in the midst of all this dirt, who wears them when they are clean. The custom is to lay the wet linen which is being operated upon, on a smooth stone, and hammer away at it, with a flat wooden mallet. This they do, as furiously as if they were revenging themselves on dress in general for being connected with the Fall of Mankind.
It is not unusual to see, lying on the edge of the tank at these times, or on another flat stone, an unfortunate baby, tightly swathed up, arms and legs and all, in an enormous quantity of wrapper, so that it is unable to move a toe or finger. This custom (which we often see represented in old pictures) is universal among the common people. A child is left anywhere without the possibility of crawling away, or is accidentally knocked off a shelf, or tumbled out of bed, or is hung up to a hook now and then, and left dangling like a doll at an English rag shop, without the least inconvenience to anybody.

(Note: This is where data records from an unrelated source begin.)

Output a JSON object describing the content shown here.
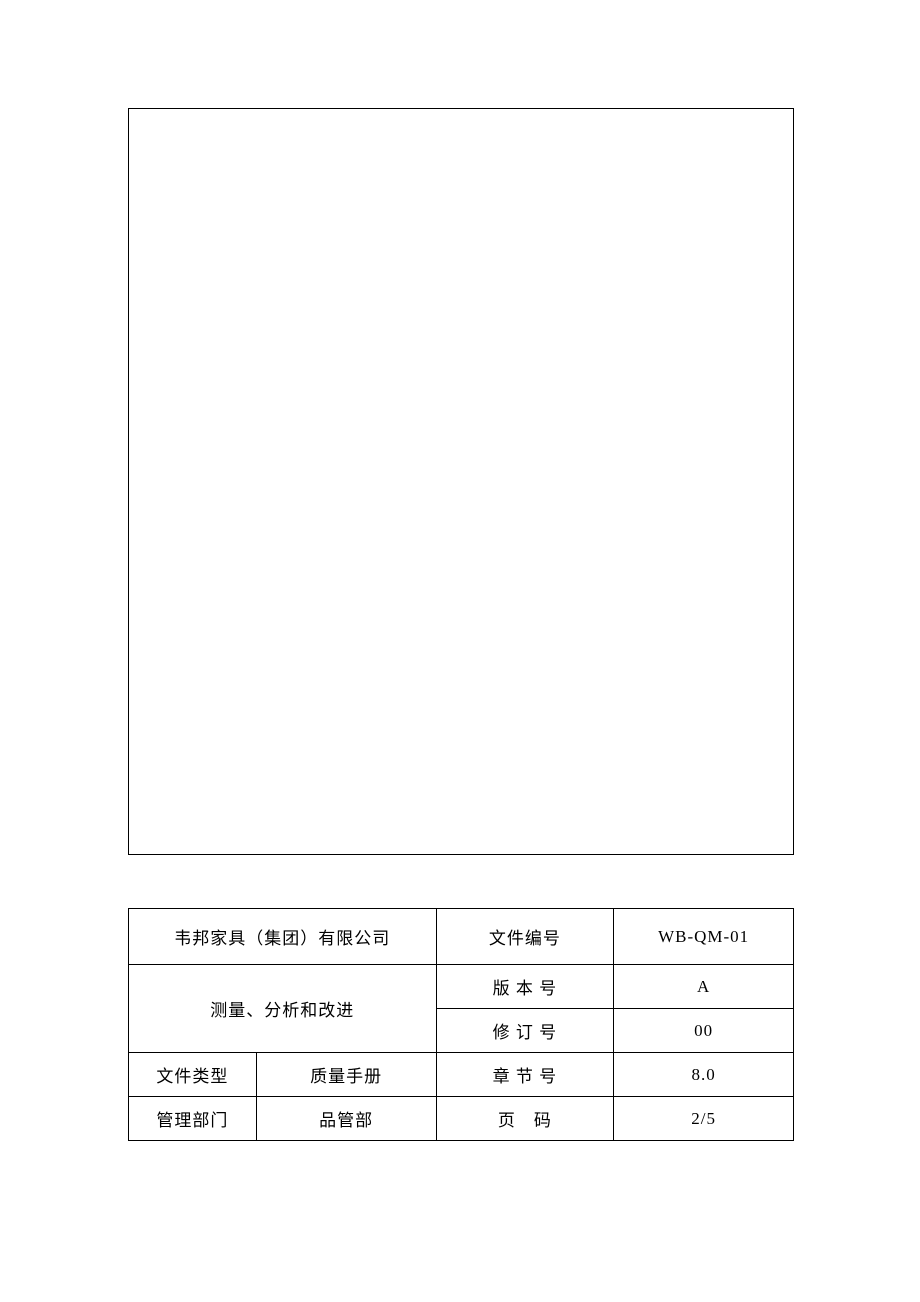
{
  "document": {
    "company": "韦邦家具（集团）有限公司",
    "title": "测量、分析和改进",
    "fields": {
      "doc_number_label": "文件编号",
      "doc_number_value": "WB-QM-01",
      "version_label": "版 本 号",
      "version_value": "A",
      "revision_label": "修 订 号",
      "revision_value": "00",
      "doc_type_label": "文件类型",
      "doc_type_value": "质量手册",
      "section_label": "章 节 号",
      "section_value": "8.0",
      "dept_label": "管理部门",
      "dept_value": "品管部",
      "page_label": "页　码",
      "page_value": "2/5"
    }
  }
}
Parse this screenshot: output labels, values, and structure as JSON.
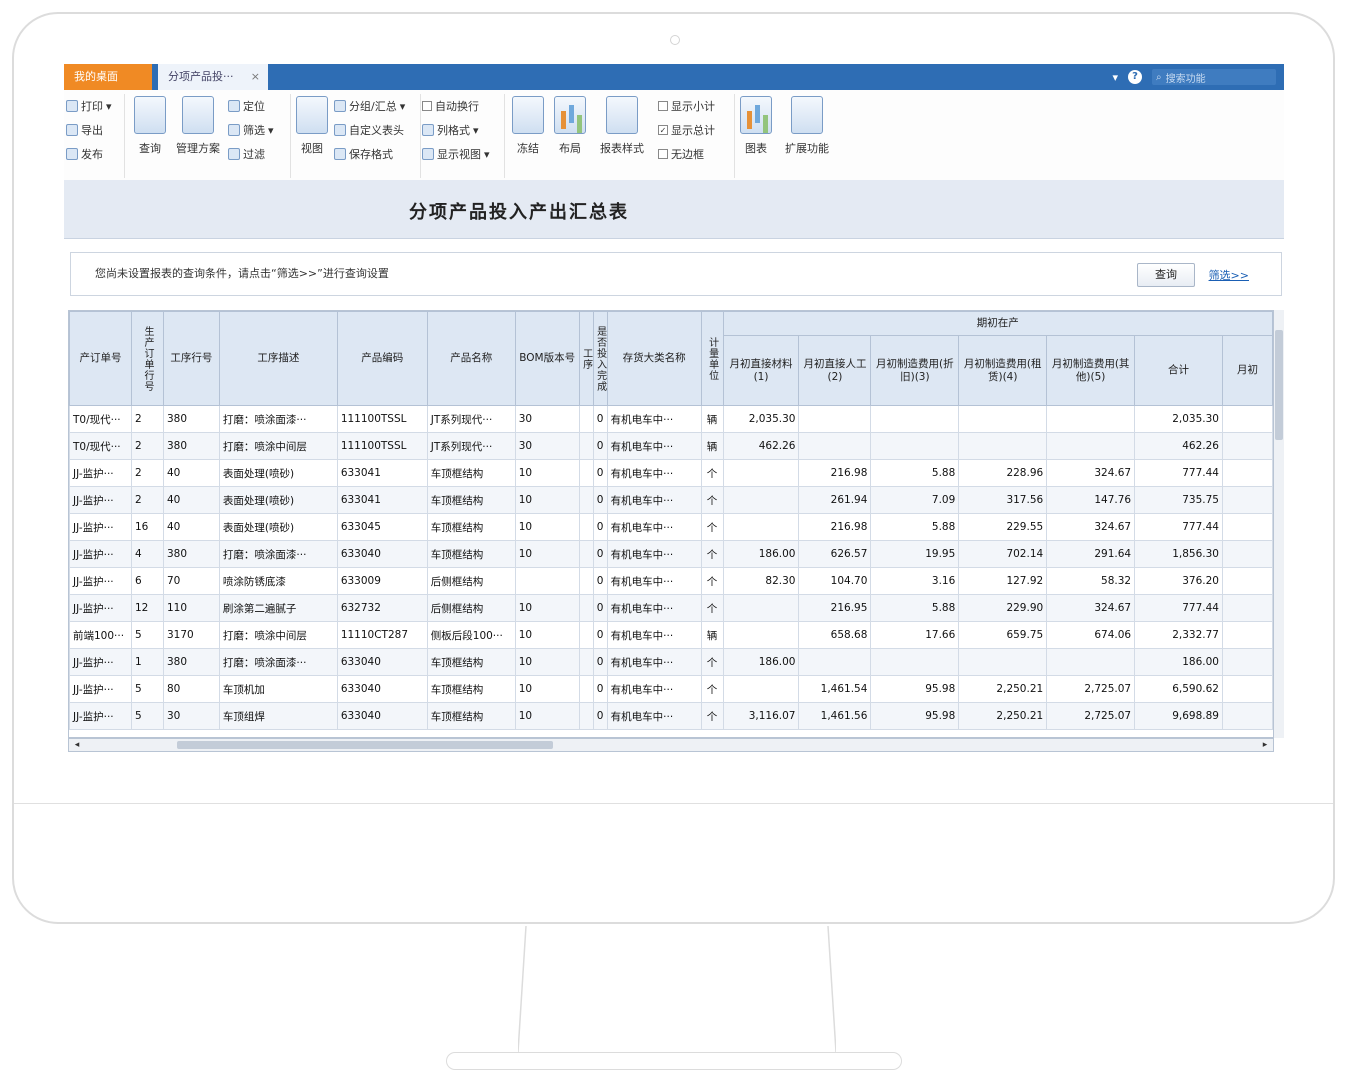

I was sitting, one Sunday, soon after my arrival, in the little country church of San Martino, a couple of miles from the city, while a baptism took place, I saw the priest, and an attendant with a large taper, and a man, and a woman, and some others; but I had no more idea, until the ceremony was all over, that it was a baptism, or that the curious little stiff instrument, that was passed from one to another, in the course of the ceremony, by the handle—like a short poker—was a child, than I had that it was my own christening. I borrowed the child afterwards, for a minute or two (it was lying across the font then) and found it very red in